Your assignment: In full and without error, repeat the entries below.

#### Input ####

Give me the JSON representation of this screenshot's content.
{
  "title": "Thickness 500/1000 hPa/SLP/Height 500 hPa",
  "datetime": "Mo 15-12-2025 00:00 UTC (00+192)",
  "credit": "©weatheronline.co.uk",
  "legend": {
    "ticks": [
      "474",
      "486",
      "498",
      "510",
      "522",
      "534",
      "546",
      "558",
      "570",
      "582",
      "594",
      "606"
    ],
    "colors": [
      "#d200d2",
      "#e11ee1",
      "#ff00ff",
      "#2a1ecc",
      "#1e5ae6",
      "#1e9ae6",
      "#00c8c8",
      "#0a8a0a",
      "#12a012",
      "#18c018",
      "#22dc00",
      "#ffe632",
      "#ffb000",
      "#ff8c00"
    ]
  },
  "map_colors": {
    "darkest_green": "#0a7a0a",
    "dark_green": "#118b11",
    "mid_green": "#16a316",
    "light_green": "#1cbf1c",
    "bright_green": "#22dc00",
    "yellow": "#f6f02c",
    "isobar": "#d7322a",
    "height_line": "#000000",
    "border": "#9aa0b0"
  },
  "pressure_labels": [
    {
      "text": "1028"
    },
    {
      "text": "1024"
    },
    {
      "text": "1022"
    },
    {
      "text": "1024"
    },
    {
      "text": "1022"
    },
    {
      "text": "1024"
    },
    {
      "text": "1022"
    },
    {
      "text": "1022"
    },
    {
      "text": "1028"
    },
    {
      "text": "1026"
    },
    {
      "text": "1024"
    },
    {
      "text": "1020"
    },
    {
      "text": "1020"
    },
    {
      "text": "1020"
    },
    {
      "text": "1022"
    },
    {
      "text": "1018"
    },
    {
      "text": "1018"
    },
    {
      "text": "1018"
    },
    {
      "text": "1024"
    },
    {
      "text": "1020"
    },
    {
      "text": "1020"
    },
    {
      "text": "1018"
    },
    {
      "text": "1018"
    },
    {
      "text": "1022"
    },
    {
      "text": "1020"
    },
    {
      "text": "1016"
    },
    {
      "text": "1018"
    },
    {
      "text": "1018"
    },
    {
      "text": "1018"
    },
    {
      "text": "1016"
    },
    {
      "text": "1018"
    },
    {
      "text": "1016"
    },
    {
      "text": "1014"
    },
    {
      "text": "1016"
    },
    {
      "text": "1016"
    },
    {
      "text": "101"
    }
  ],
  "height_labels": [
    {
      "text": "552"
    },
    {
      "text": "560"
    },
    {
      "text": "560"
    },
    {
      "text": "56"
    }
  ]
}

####

Problem solution:
Give me the JSON representation of this screenshot's content.
{
  "title": "Thickness 500/1000 hPa/SLP/Height 500 hPa",
  "datetime": "Mo 15-12-2025 00:00 UTC (00+192)",
  "credit": "©weatheronline.co.uk",
  "legend": {
    "ticks": [
      "474",
      "486",
      "498",
      "510",
      "522",
      "534",
      "546",
      "558",
      "570",
      "582",
      "594",
      "606"
    ],
    "colors": [
      "#d200d2",
      "#e11ee1",
      "#ff00ff",
      "#2a1ecc",
      "#1e5ae6",
      "#1e9ae6",
      "#00c8c8",
      "#0a8a0a",
      "#12a012",
      "#18c018",
      "#22dc00",
      "#ffe632",
      "#ffb000",
      "#ff8c00"
    ]
  },
  "map_colors": {
    "darkest_green": "#0a7a0a",
    "dark_green": "#118b11",
    "mid_green": "#16a316",
    "light_green": "#1cbf1c",
    "bright_green": "#22dc00",
    "yellow": "#f6f02c",
    "isobar": "#d7322a",
    "height_line": "#000000",
    "border": "#9aa0b0"
  },
  "pressure_labels": [
    {
      "text": "1028"
    },
    {
      "text": "1024"
    },
    {
      "text": "1022"
    },
    {
      "text": "1024"
    },
    {
      "text": "1022"
    },
    {
      "text": "1024"
    },
    {
      "text": "1022"
    },
    {
      "text": "1022"
    },
    {
      "text": "1028"
    },
    {
      "text": "1026"
    },
    {
      "text": "1024"
    },
    {
      "text": "1020"
    },
    {
      "text": "1020"
    },
    {
      "text": "1020"
    },
    {
      "text": "1022"
    },
    {
      "text": "1018"
    },
    {
      "text": "1018"
    },
    {
      "text": "1018"
    },
    {
      "text": "1024"
    },
    {
      "text": "1020"
    },
    {
      "text": "1020"
    },
    {
      "text": "1018"
    },
    {
      "text": "1018"
    },
    {
      "text": "1022"
    },
    {
      "text": "1020"
    },
    {
      "text": "1016"
    },
    {
      "text": "1018"
    },
    {
      "text": "1018"
    },
    {
      "text": "1018"
    },
    {
      "text": "1016"
    },
    {
      "text": "1018"
    },
    {
      "text": "1016"
    },
    {
      "text": "1014"
    },
    {
      "text": "1016"
    },
    {
      "text": "1016"
    },
    {
      "text": "101"
    }
  ],
  "height_labels": [
    {
      "text": "552"
    },
    {
      "text": "560"
    },
    {
      "text": "560"
    },
    {
      "text": "56"
    }
  ]
}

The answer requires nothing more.